[DATA SUPPLIED Boundary: Start]

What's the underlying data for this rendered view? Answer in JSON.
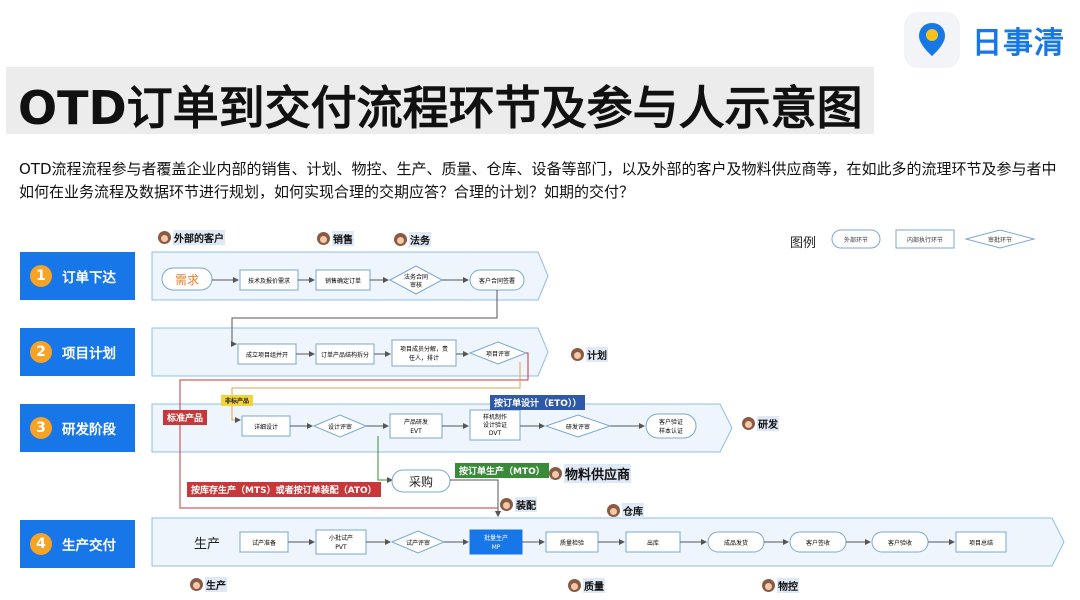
{
  "logo": {
    "text": "日事清"
  },
  "title": "OTD订单到交付流程环节及参与人示意图",
  "description": "OTD流程流程参与者覆盖企业内部的销售、计划、物控、生产、质量、仓库、设备等部门，以及外部的客户及物料供应商等，在如此多的流理环节及参与者中如何在业务流程及数据环节进行规划，如何实现合理的交期应答？合理的计划？如期的交付？",
  "legend": {
    "title": "图例",
    "items": [
      "外部环节",
      "内部执行环节",
      "审批环节"
    ]
  },
  "stages": [
    {
      "num": "1",
      "label": "订单下达"
    },
    {
      "num": "2",
      "label": "项目计划"
    },
    {
      "num": "3",
      "label": "研发阶段"
    },
    {
      "num": "4",
      "label": "生产交付"
    }
  ],
  "participants": {
    "customer": "外部的客户",
    "sales": "销售",
    "legal": "法务",
    "planning": "计划",
    "rd": "研发",
    "supplier": "物料供应商",
    "assembly": "装配",
    "warehouse": "仓库",
    "production": "生产",
    "quality": "质量",
    "material_control": "物控"
  },
  "tags": {
    "standard_product": "标准产品",
    "eto": "按订单设计（ETO））",
    "mto": "按订单生产（MTO）",
    "mts_ato": "按库存生产（MTS）或者按订单装配（ATO）",
    "nonstandard": "非标产品"
  },
  "nodes": {
    "s1_demand": "需求",
    "s1_n2": "技术及报价需求",
    "s1_n3": "销售确定订单",
    "s1_n4": [
      "法务合同",
      "审核"
    ],
    "s1_n5": "客户合同签署",
    "s2_n1": "成立项目组并开",
    "s2_n2": "订单产品结构拆分",
    "s2_n3": [
      "项目成员分解，责",
      "任人，排计"
    ],
    "s2_n4": "项目评审",
    "s3_n1": "详细设计",
    "s3_n2": "设计评审",
    "s3_n3": [
      "产品研发",
      "EVT"
    ],
    "s3_n4": [
      "样机制作",
      "设计验证",
      "DVT"
    ],
    "s3_n5": "研发评审",
    "s3_n6": [
      "客户验证",
      "样本认证"
    ],
    "purchase": "采购",
    "s4_label": "生产",
    "s4_n1": "试产准备",
    "s4_n2": [
      "小批试产",
      "PVT"
    ],
    "s4_n3": "试产评审",
    "s4_n4": [
      "批量生产",
      "MP"
    ],
    "s4_n5": "质量检验",
    "s4_n6": "出库",
    "s4_n7": "成品发货",
    "s4_n8": "客户签收",
    "s4_n9": "客户验收",
    "s4_n10": "项目总结"
  },
  "colors": {
    "accent": "#1877e8",
    "stage_num": "#f7a325",
    "lane_fill": "#eef5fd",
    "lane_stroke": "#8fbde9",
    "red_tag": "#c8373a",
    "blue_tag": "#2d59a8",
    "green_tag": "#3b8a3a",
    "demand_orange": "#e0802a"
  }
}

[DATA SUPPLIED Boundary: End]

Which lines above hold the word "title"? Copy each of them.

  "title": "OTD订单到交付流程环节及参与人示意图",
    "title": "图例",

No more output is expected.